China, the Largest Producer of the Material, Grows Its Production
Coal is the primary fuel for electricity production in the world. China is notable as the largest producer and consumer of this substance. Other manufacturers include the United States, India, Indonesia, Russia, South Africa, Germany, and Poland.
According to the National Bureau of Energy of China, total coal mining capacity at the end of the year amounted to about 1.5 billion tons. Coal is the primary energy source in China. Its application also covers the household sector.
Last year, the country produced more than 1.2 billion tons of coal, up 3.6% year-on-year. China’s Bureau of Energy statistics also shows China’s coal-fired power plants generated more than 1.2 trillion kWh of electricity last year, up 6% from a year earlier.

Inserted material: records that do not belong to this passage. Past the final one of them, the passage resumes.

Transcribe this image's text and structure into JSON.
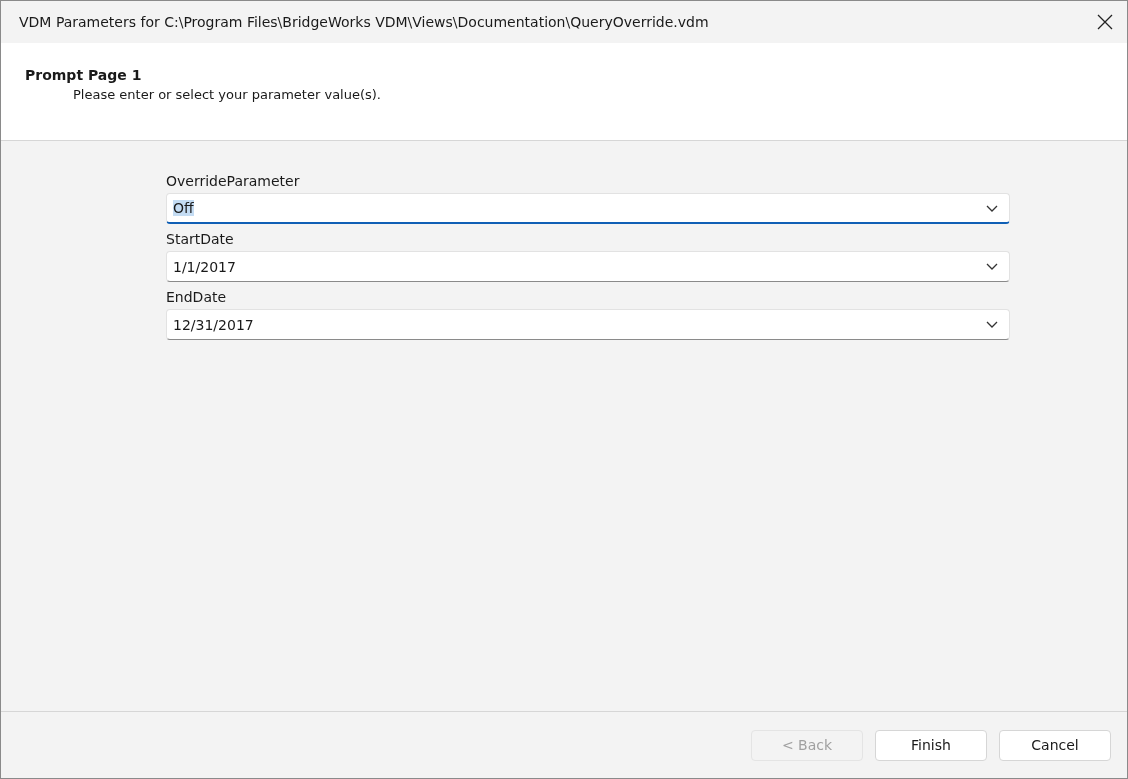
{
  "window": {
    "title": "VDM Parameters for C:\\Program Files\\BridgeWorks VDM\\Views\\Documentation\\QueryOverride.vdm"
  },
  "header": {
    "title": "Prompt Page 1",
    "subtitle": "Please enter or select your parameter value(s)."
  },
  "fields": [
    {
      "label": "OverrideParameter",
      "value": "Off",
      "focused": true
    },
    {
      "label": "StartDate",
      "value": "1/1/2017",
      "focused": false
    },
    {
      "label": "EndDate",
      "value": "12/31/2017",
      "focused": false
    }
  ],
  "buttons": [
    {
      "label": "< Back",
      "disabled": true
    },
    {
      "label": "Finish",
      "disabled": false
    },
    {
      "label": "Cancel",
      "disabled": false
    }
  ]
}
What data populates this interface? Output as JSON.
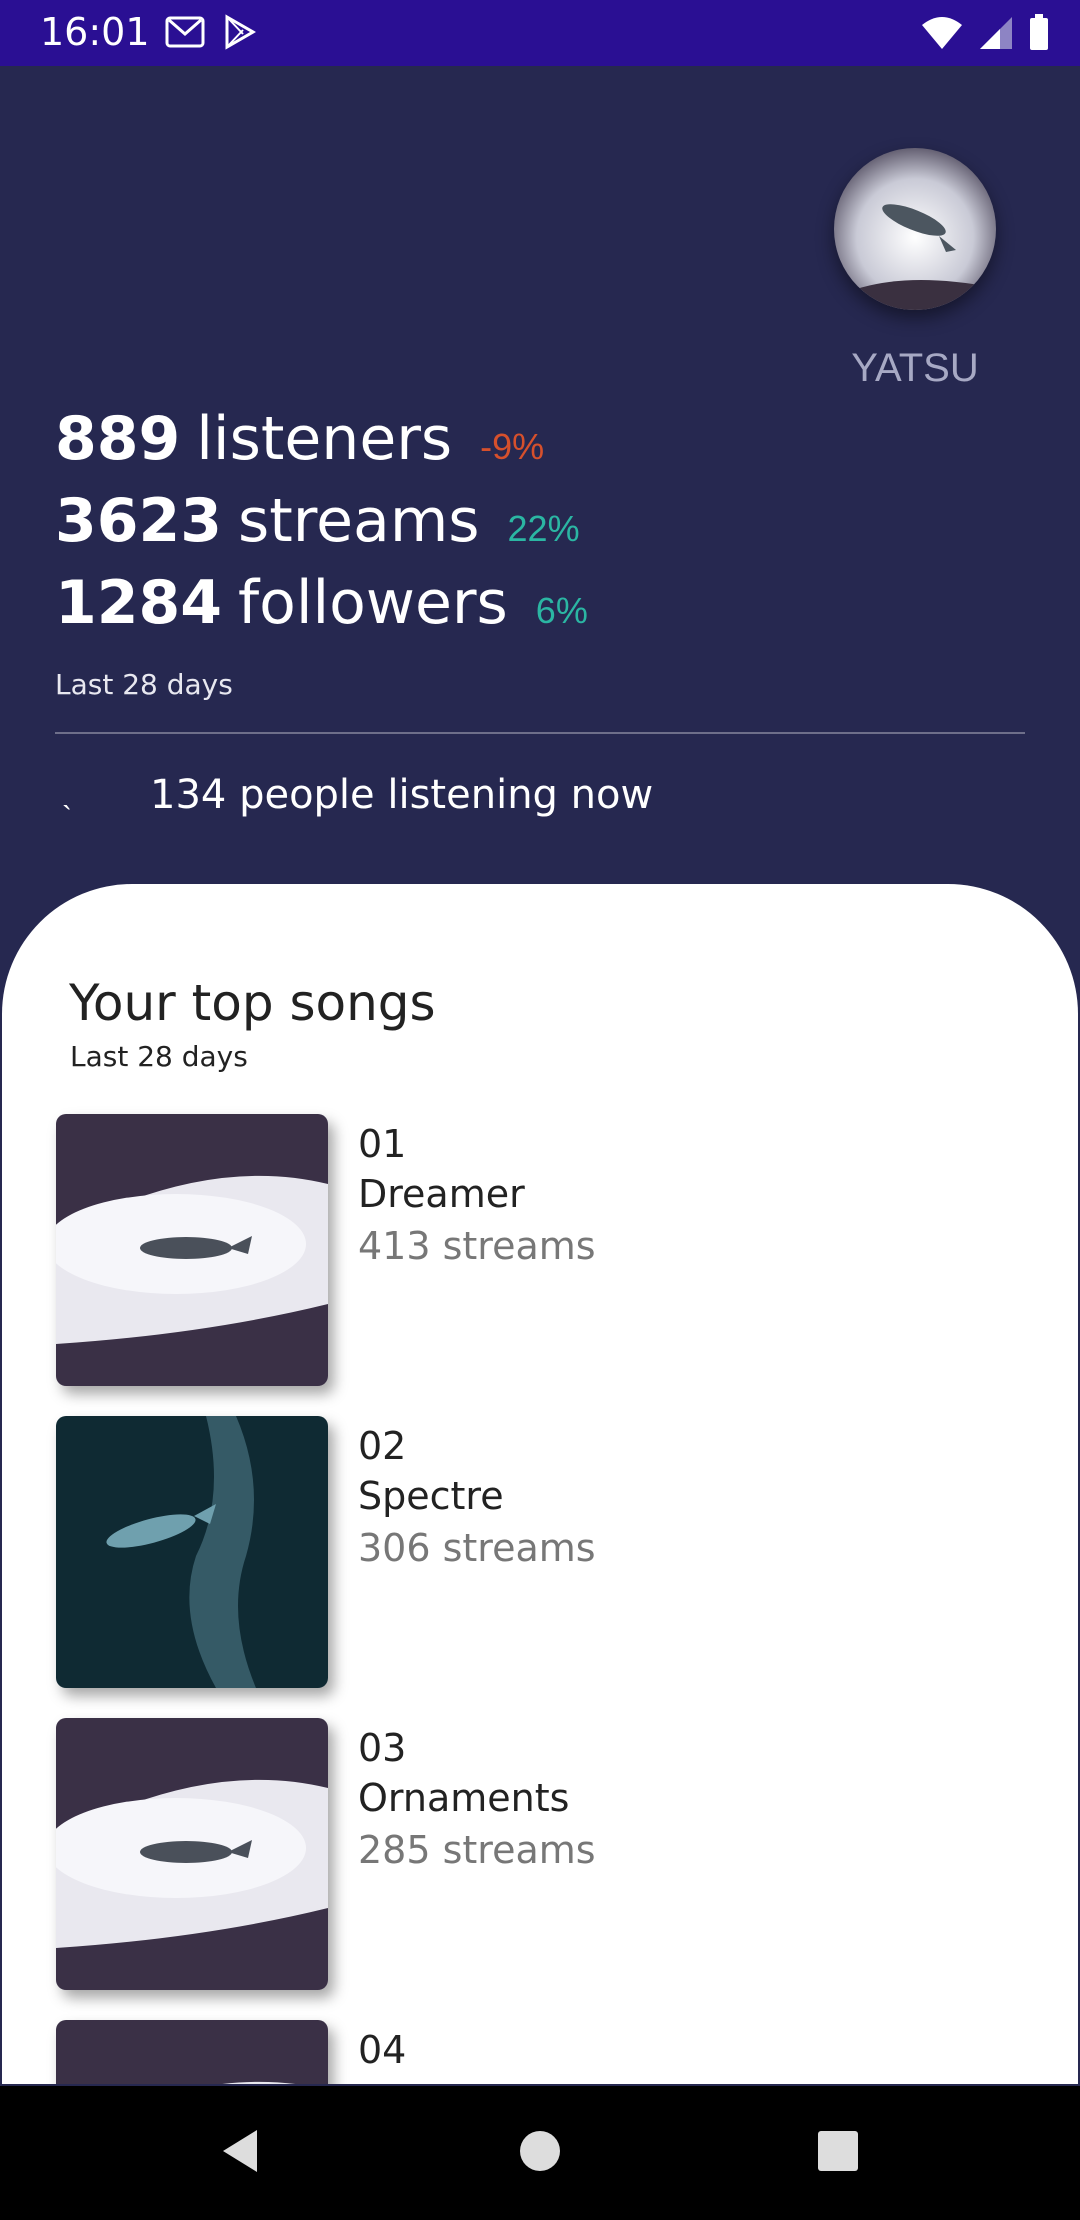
{
  "status_bar": {
    "time": "16:01",
    "left_icons": [
      "gmail-icon",
      "play-store-icon"
    ],
    "right_icons": [
      "wifi-icon",
      "signal-icon",
      "battery-icon"
    ]
  },
  "profile": {
    "artist_name": "YATSU",
    "avatar_icon": "whale-avatar"
  },
  "stats": [
    {
      "number": "889",
      "label": "listeners",
      "change": "-9%",
      "trend": "negative"
    },
    {
      "number": "3623",
      "label": "streams",
      "change": "22%",
      "trend": "positive"
    },
    {
      "number": "1284",
      "label": "followers",
      "change": "6%",
      "trend": "positive"
    }
  ],
  "stats_period": "Last 28 days",
  "live": {
    "mark": "`",
    "text": "134 people listening now"
  },
  "top_songs": {
    "title": "Your top songs",
    "subtitle": "Last 28 days",
    "songs": [
      {
        "rank": "01",
        "title": "Dreamer",
        "streams": "413 streams",
        "cover": "whale-clouds-cover"
      },
      {
        "rank": "02",
        "title": "Spectre",
        "streams": "306 streams",
        "cover": "whale-ocean-cover"
      },
      {
        "rank": "03",
        "title": "Ornaments",
        "streams": "285 streams",
        "cover": "whale-clouds-cover"
      },
      {
        "rank": "04",
        "title": "",
        "streams": "",
        "cover": "whale-clouds-cover"
      }
    ]
  },
  "colors": {
    "status_bar": "#2a0f93",
    "header_bg": "#262850",
    "negative": "#d6502c",
    "positive": "#2bb6a3"
  },
  "nav_icons": [
    "back-icon",
    "home-icon",
    "recents-icon"
  ]
}
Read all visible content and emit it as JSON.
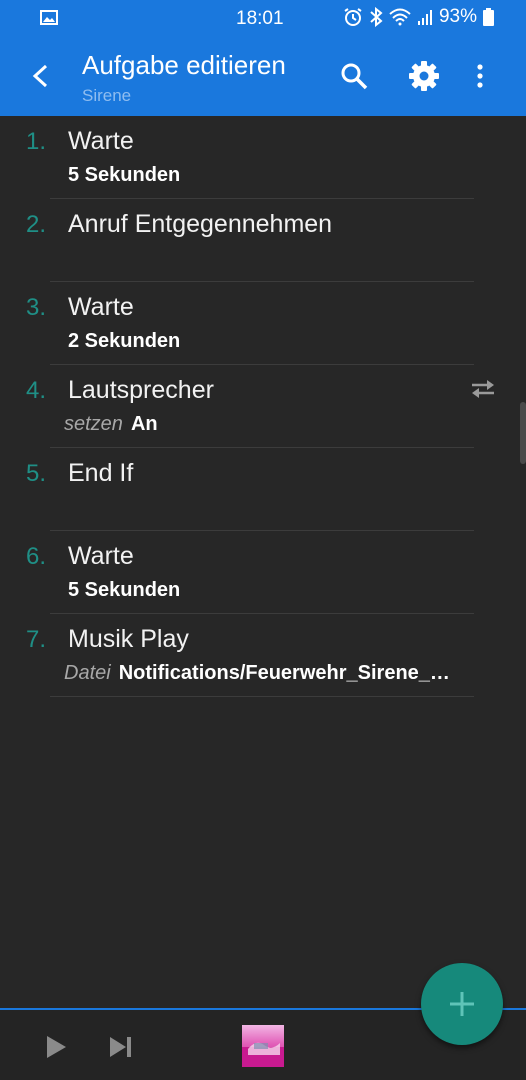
{
  "status_bar": {
    "time": "18:01",
    "battery": "93%"
  },
  "app_bar": {
    "title": "Aufgabe editieren",
    "subtitle": "Sirene"
  },
  "actions": [
    {
      "number": "1.",
      "name": "Warte",
      "detail_key": "",
      "detail_value": "5 Sekunden"
    },
    {
      "number": "2.",
      "name": "Anruf Entgegennehmen",
      "detail_key": "",
      "detail_value": ""
    },
    {
      "number": "3.",
      "name": "Warte",
      "detail_key": "",
      "detail_value": "2 Sekunden"
    },
    {
      "number": "4.",
      "name": "Lautsprecher",
      "detail_key": "setzen",
      "detail_value": "An"
    },
    {
      "number": "5.",
      "name": "End If",
      "detail_key": "",
      "detail_value": ""
    },
    {
      "number": "6.",
      "name": "Warte",
      "detail_key": "",
      "detail_value": "5 Sekunden"
    },
    {
      "number": "7.",
      "name": "Musik Play",
      "detail_key": "Datei",
      "detail_value": "Notifications/Feuerwehr_Sirene_…"
    }
  ],
  "colors": {
    "accent": "#1a78dd",
    "number": "#1f8f86",
    "fab": "#16897b",
    "background": "#272727"
  },
  "icons": [
    "image-icon",
    "alarm-icon",
    "bluetooth-icon",
    "wifi-icon",
    "signal-icon",
    "battery-icon",
    "back-arrow-icon",
    "search-icon",
    "settings-icon",
    "more-vert-icon",
    "swap-icon",
    "play-icon",
    "skip-next-icon",
    "plus-icon"
  ]
}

In the last months of the year, the price of coal in China’s manufacturing sector grew by about 2%.
Nevertheless, many of China’s coal mines are famous for low safety. Manufacturers are refusing to enforce stricter safety laws to maintain production levels.
Also, coal plays a vital role as an unseen polluter. To meet the goals of the Paris climate change agreement, the UN estimates that the world needs to reduce coal-fired electricity by 2/3 in the next ten years. Despite its commitment to reduce fossil fuel consumption and remove excess capacity in the sector, the Chinese government decided to add another 5 million tons to its coal mines capacity. The country still has an insatiable appetite for energy.